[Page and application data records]
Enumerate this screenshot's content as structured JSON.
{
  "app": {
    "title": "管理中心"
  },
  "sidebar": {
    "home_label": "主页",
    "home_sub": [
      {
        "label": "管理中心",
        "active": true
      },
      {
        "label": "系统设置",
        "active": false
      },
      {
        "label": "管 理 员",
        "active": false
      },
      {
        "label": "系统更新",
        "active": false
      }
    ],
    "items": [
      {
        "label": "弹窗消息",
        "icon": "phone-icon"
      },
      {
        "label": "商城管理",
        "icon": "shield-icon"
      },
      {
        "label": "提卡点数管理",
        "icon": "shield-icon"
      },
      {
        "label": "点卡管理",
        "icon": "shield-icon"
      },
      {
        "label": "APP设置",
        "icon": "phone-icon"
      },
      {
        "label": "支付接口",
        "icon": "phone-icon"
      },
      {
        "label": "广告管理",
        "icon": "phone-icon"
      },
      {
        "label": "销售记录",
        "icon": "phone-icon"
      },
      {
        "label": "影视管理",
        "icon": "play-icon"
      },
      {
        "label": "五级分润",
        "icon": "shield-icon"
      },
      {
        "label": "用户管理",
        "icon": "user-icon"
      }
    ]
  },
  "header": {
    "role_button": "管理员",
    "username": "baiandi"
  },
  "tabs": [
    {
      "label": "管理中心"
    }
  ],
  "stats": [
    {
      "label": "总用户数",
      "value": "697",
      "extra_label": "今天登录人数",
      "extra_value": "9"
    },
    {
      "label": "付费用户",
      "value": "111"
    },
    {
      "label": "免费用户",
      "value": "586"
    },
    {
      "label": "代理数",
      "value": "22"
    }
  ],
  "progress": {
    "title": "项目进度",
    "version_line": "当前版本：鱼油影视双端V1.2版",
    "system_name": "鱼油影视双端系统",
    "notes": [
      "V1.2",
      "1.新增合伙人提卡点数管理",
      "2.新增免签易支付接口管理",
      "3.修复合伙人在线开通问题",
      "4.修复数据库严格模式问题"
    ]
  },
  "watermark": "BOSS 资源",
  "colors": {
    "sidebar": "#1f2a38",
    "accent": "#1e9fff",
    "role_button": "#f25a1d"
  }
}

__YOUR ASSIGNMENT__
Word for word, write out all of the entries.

__YOUR SOLUTION__
Enumerate this screenshot's content as structured JSON.
{
  "app": {
    "title": "管理中心"
  },
  "sidebar": {
    "home_label": "主页",
    "home_sub": [
      {
        "label": "管理中心",
        "active": true
      },
      {
        "label": "系统设置",
        "active": false
      },
      {
        "label": "管 理 员",
        "active": false
      },
      {
        "label": "系统更新",
        "active": false
      }
    ],
    "items": [
      {
        "label": "弹窗消息",
        "icon": "phone-icon"
      },
      {
        "label": "商城管理",
        "icon": "shield-icon"
      },
      {
        "label": "提卡点数管理",
        "icon": "shield-icon"
      },
      {
        "label": "点卡管理",
        "icon": "shield-icon"
      },
      {
        "label": "APP设置",
        "icon": "phone-icon"
      },
      {
        "label": "支付接口",
        "icon": "phone-icon"
      },
      {
        "label": "广告管理",
        "icon": "phone-icon"
      },
      {
        "label": "销售记录",
        "icon": "phone-icon"
      },
      {
        "label": "影视管理",
        "icon": "play-icon"
      },
      {
        "label": "五级分润",
        "icon": "shield-icon"
      },
      {
        "label": "用户管理",
        "icon": "user-icon"
      }
    ]
  },
  "header": {
    "role_button": "管理员",
    "username": "baiandi"
  },
  "tabs": [
    {
      "label": "管理中心"
    }
  ],
  "stats": [
    {
      "label": "总用户数",
      "value": "697",
      "extra_label": "今天登录人数",
      "extra_value": "9"
    },
    {
      "label": "付费用户",
      "value": "111"
    },
    {
      "label": "免费用户",
      "value": "586"
    },
    {
      "label": "代理数",
      "value": "22"
    }
  ],
  "progress": {
    "title": "项目进度",
    "version_line": "当前版本：鱼油影视双端V1.2版",
    "system_name": "鱼油影视双端系统",
    "notes": [
      "V1.2",
      "1.新增合伙人提卡点数管理",
      "2.新增免签易支付接口管理",
      "3.修复合伙人在线开通问题",
      "4.修复数据库严格模式问题"
    ]
  },
  "watermark": "BOSS 资源",
  "colors": {
    "sidebar": "#1f2a38",
    "accent": "#1e9fff",
    "role_button": "#f25a1d"
  }
}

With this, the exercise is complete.